Packaging firm Tetra Pak has announced plans to power its industrial equipment using renewable thermal energy, following the signing of a partnership with Absolicon, a Swedish solar company.

According to Tetra Pak, the agreement will see it adopt a scalable solar thermal module that can be integrated with current and new UHT lines, thereby enabling a range of decarburization options.

It added that its UHT processing line for high temperature sterilization of dairy products is the ‘first solution to be offered together with a scalable solar thermal supply’, noting that this has the potential to reduce the use of fossil fuels by up to 40%.

The first module is set to be installed during 2024, ahead of a potential worldwide rollout.

‘A Good Fit’

“We recently launched a new business solution called Factory Sustainable Solutions, where we help our customers optimize energy, water and CIP (Cleaning in Place) on a factory level,” commented Nicole Uvenbeck, director, Factory Sustainable Solutions & OEM Components, Tetra Pak commented.

“Absolicon’s solar thermal solutions are a good fit with this new Tetra Pak offering, as well as supporting our wider Net Zero Roadmap, where we have committed to reducing our value chain emissions and scaling decarbonisation solutions for our suppliers, customers and own operations. The collaboration with Absolicon is a positive step in this direction, providing Tetra Pak with a new and exciting avenue to support customers to reduce their energy demands by replacing fossil-derived energy with solar thermal solutions.”

Pioneering Move

Elsewhere, Joakim Byström, chief executive of Absolicon, described Tetra Pak as “pioneers” due to the company’s willingness to embrace sustainable thermal energy supplies.

“They have global access to the world’s food and beverage companies and can become a change driver for the sector’s transition from fossil fuels to renewable heat,” he noted.

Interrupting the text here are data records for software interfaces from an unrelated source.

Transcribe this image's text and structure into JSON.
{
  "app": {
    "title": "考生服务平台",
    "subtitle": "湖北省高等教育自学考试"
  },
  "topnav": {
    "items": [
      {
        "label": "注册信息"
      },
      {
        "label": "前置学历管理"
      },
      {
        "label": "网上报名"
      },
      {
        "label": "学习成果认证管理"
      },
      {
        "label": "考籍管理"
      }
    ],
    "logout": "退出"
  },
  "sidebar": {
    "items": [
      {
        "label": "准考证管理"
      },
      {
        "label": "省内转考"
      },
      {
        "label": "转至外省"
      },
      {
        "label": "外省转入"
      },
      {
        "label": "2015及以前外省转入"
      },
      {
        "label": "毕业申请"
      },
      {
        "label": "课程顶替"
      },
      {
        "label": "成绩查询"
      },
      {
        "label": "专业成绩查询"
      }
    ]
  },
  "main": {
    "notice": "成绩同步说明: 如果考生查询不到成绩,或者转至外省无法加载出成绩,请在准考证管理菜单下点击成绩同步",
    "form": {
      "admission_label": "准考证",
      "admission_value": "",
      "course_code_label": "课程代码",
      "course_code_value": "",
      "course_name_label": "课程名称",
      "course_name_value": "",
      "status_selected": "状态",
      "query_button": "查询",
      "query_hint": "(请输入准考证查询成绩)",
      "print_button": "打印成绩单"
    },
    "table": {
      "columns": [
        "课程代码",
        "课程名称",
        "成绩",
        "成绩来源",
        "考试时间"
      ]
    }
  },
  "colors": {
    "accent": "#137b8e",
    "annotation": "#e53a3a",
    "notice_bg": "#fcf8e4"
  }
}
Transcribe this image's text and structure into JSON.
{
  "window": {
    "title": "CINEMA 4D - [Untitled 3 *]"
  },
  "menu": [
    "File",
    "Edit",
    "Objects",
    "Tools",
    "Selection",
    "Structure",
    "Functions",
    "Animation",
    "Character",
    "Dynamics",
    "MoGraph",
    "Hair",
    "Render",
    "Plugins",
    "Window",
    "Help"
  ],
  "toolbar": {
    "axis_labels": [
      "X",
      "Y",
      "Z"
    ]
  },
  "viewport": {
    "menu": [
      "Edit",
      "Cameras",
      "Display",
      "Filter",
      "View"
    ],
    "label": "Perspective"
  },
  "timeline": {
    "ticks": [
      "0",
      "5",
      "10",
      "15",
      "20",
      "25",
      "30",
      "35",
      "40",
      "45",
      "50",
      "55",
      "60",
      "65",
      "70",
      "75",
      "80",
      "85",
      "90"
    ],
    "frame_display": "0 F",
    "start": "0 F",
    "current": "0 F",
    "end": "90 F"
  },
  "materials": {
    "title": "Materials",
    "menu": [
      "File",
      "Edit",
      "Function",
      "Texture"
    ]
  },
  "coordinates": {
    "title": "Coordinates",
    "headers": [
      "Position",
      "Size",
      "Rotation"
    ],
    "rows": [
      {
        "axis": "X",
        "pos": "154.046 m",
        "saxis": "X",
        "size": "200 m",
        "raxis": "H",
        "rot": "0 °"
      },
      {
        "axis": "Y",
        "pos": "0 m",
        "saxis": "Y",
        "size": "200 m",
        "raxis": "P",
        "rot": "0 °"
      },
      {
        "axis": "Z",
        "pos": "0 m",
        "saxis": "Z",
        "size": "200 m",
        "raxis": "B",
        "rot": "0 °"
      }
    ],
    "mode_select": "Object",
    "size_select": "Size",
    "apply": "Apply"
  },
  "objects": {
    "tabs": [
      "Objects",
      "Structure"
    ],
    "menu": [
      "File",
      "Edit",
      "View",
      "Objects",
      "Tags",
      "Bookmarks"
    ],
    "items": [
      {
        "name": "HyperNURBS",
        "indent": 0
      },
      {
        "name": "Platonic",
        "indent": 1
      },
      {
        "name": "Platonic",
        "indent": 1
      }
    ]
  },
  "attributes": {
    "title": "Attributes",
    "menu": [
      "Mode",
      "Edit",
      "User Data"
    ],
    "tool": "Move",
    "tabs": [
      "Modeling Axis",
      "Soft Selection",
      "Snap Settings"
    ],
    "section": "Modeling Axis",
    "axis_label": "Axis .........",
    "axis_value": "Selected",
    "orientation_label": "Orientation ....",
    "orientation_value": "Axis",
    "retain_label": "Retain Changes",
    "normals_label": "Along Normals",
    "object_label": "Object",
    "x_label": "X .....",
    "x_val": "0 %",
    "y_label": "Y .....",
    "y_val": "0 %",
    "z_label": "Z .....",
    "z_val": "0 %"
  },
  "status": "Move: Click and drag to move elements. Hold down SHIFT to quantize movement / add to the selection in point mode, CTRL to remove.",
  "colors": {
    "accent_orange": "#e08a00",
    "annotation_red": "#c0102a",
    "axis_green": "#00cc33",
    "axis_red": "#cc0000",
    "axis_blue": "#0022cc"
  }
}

According to Tetra Pak, the agreement is seen as a practical step in supporting the company’s goal of achieving net-zero Scope 3 emissions by 2050.